Thursday, September 27, 2007

Record Reviews!

The tone of this blog has been way too serious in recent posts. I've bought some music over the past couple of months that I'd like to break down for y'all. These mini-reviews are in no order and may be the result of one or two listens.

Okkervil River put out a solid effort that I didn't get until like the fourth or fifth listen (just minutes ago, in the the car) titled Stage Names. I always laugh when I remember that Kevin of Kevin's World refers to these guys as "Bright Eyes for boys". Will Sheff pens some nifty songs about movies and the music industry that make you feel. I like music that makes me feel. I w
as a little put off at first by the record's expanded sound and slick production, but the themes in the stories Sheff tells deserve some big, dramatic sound. Like I said, this album took a few listens.

The White Stripes put out an album in Icky Thump that has also take some time. It's actually been while listening to individual tracks while my iPod shuffles that I've grown to re-appreciate the Stripes. Jack White has a lot of soul for a white guy named White. He can also write a hook like a mother-f***er.

Last week brought me two great solo efforts from front men better known for their bands' successes. Thurston Moore's Trees Outside the Academy sounds a lot like Sonic Youth's post-Washing Machine, pre-Rather Ripped material, sans the endless jam sessions, and I'm fine with that. (Although, I do like 11-minute songs with lots of feedback.) The other release was Kevin Drew (of Broken Social Scene fame) and his pseudo-solo record, Spirit If.... Pitchfork actually hit the nail on the head with this one, describing it in terms of just another BSS release with a uniquely Kevin Drew lean. It's as if BSS allowed Drew to turn up the vocals and included no instrumentals on the album. Both records demonstrate strong leaders of equally powerful bands.

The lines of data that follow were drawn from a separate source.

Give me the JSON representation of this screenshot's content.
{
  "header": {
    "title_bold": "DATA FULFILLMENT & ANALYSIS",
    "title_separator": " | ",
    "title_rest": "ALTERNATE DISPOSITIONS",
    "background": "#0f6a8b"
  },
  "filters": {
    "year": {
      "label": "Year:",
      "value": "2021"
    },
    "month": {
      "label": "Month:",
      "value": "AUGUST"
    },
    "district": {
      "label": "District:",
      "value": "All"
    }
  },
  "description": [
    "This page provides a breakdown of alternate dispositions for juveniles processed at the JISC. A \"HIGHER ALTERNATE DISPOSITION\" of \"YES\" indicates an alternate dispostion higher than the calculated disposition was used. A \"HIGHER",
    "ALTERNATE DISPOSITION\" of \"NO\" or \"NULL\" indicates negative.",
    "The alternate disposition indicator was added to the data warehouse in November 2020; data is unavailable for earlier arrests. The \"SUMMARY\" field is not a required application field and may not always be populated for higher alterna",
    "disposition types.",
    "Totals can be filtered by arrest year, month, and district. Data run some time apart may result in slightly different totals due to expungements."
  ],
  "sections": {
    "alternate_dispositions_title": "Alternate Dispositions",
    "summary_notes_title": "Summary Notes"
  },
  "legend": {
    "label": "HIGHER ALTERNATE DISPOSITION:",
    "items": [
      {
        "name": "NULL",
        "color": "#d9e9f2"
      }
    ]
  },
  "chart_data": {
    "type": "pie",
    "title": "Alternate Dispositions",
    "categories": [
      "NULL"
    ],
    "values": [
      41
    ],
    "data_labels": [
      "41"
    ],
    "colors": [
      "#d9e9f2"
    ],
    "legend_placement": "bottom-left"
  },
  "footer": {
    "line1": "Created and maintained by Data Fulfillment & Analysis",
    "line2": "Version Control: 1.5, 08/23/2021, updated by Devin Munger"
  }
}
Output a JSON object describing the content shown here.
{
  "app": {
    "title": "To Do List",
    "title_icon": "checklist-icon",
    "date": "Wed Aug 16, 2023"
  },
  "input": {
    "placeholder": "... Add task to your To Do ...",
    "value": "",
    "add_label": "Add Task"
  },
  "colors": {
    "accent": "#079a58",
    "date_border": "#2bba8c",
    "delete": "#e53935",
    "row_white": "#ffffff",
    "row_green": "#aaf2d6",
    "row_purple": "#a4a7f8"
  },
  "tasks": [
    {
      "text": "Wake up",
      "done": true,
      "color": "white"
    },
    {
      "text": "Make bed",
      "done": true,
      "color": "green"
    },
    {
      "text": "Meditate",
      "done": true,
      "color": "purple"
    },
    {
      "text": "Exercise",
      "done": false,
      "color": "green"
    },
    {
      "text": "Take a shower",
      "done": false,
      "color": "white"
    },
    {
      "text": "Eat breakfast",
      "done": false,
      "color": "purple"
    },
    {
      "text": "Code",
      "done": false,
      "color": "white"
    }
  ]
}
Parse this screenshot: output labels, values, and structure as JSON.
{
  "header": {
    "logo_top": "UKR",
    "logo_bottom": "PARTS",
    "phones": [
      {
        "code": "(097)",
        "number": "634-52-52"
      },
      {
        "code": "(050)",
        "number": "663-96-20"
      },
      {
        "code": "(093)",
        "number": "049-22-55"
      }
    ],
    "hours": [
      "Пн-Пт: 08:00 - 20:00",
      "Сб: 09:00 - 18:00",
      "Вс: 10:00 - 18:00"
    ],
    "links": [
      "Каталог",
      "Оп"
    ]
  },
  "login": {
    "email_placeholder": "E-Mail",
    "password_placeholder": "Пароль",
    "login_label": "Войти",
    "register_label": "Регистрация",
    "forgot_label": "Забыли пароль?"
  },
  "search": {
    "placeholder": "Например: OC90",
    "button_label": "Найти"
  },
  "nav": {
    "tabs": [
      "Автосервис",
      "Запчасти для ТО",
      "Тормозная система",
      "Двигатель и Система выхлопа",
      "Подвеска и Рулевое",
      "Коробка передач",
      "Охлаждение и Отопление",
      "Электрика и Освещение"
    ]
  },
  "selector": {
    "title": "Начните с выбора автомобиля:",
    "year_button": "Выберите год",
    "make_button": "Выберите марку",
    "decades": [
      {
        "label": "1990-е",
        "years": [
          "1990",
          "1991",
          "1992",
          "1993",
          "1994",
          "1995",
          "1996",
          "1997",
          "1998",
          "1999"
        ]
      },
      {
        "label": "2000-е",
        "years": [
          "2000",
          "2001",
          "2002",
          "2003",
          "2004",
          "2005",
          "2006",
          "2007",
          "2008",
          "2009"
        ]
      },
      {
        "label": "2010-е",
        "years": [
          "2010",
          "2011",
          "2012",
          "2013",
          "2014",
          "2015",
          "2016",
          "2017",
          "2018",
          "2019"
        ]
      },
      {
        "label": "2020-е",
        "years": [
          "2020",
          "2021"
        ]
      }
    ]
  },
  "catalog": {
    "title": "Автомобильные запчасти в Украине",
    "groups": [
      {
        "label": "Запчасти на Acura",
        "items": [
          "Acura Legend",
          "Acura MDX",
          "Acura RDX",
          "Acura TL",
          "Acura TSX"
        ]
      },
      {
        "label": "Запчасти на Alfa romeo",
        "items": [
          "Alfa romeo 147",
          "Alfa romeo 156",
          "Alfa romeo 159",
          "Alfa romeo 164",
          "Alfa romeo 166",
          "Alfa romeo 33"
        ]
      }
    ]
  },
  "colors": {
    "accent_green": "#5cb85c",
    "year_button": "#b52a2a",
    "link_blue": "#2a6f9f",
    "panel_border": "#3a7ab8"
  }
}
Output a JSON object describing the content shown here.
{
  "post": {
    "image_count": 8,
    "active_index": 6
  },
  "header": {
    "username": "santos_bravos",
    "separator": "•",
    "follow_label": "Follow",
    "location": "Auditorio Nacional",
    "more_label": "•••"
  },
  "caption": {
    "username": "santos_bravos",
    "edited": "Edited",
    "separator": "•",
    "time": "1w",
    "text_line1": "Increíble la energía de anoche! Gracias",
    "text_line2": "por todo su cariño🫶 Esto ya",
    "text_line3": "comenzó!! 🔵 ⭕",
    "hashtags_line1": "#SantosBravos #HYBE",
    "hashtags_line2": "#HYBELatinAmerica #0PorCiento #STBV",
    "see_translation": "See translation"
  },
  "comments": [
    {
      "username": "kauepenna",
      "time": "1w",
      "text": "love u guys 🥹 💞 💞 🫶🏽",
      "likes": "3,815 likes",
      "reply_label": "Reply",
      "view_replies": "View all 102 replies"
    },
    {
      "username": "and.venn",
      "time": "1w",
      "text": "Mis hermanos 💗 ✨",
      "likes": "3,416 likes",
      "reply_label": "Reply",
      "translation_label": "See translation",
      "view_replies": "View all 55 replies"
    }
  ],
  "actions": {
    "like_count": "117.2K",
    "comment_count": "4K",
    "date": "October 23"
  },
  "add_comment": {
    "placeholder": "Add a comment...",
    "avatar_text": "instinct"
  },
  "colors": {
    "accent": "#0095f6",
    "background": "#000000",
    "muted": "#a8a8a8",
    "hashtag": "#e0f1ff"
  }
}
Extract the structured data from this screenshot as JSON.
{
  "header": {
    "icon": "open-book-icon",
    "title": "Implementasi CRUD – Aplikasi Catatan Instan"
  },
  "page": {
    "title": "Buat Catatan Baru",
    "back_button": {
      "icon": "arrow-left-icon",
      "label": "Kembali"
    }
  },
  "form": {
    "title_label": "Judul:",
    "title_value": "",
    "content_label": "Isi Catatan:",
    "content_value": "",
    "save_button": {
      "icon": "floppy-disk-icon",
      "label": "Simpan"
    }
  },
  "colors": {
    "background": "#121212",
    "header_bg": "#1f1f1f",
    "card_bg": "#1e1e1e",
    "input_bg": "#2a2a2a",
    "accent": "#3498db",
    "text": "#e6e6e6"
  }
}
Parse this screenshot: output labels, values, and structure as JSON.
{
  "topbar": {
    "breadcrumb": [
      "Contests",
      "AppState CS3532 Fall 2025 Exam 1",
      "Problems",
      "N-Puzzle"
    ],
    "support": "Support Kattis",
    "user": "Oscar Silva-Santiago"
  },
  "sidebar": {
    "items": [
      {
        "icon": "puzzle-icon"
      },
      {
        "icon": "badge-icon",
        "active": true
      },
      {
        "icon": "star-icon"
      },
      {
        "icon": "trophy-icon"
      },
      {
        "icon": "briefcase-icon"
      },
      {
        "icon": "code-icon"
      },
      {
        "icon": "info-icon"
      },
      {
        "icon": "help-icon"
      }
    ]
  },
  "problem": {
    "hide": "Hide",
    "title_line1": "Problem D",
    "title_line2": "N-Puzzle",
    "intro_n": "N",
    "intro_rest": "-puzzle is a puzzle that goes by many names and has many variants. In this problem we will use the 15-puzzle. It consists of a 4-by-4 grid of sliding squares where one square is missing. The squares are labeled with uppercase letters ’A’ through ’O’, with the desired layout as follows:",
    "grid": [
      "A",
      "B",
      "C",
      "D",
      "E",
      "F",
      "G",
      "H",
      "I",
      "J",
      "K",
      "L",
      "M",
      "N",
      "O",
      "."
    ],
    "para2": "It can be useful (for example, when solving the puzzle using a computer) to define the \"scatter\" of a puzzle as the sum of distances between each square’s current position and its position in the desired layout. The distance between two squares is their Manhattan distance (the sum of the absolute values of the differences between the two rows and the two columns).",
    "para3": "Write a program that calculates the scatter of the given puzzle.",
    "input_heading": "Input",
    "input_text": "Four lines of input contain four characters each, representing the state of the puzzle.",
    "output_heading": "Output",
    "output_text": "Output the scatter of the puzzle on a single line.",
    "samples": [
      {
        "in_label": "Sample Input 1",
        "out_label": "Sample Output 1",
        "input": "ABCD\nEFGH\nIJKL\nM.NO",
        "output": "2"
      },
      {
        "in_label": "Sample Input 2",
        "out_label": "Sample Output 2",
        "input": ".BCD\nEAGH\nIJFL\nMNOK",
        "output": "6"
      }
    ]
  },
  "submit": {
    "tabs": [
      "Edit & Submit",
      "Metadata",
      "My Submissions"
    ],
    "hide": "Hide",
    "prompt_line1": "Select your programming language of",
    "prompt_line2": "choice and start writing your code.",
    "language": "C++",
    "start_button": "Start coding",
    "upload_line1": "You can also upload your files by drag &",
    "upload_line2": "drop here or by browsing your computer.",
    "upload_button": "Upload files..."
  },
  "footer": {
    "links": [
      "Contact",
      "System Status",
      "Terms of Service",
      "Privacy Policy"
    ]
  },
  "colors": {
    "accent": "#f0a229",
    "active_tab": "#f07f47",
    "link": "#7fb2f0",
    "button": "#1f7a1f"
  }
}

Blonde Redhead's 23 was a major disappointment. I honestly haven't listened to them since 1995's La Mia Vita Violenta (which I consider to be one of the ten best most ignored records of all-time - more on that in a future post), so I didn't really know what to expect. I like the title track, but the rest of the record is a snooze, but don't take my word for it.

I still have not purchased Wilco's Sky Blue Sky. All I have to do is watch a Volkswagen commercial. I was not impressed by the samples on iTunes, but the songs have held up pretty well on the VW ads. I might have to give them a second chance, but I'm not convinced yet. Wilco didn't exactly inspire me to go buy the album at last week's show.

Even though Spoon underwhelmed me the last time they came through town, I still ordered their latest, Ga Ga Ga Ga Ga, in my favorite format: LP with the MP3 download. The album contains typical Britt Daniel pop brilliance and has somehow convinced me to see them when they return to COMO later this fall.

Our Love to Admire was released this summer. The album by Joy mean Interpol was their third and probably most complete release. The album doesn't have some of the great singles found on previous efforts, but this album has very little filler in comparison.

The Sea and Cake's Everybody demonstrated that age-old truism that bands just become blander as their proficiency improves. Somewhere skill and raw emotion lose a connection and bands produce boring albums, devoid of any emotion, anything real. Although the album was a snore, their live show renewed my faith in those bands from mid-nineties Chicago scene.

Well, that's all for now. Did I mention that I have Arcade Fire tickets? I'm sure I'll post about that soon. There's also that new Bushism..."childrens".

No comments: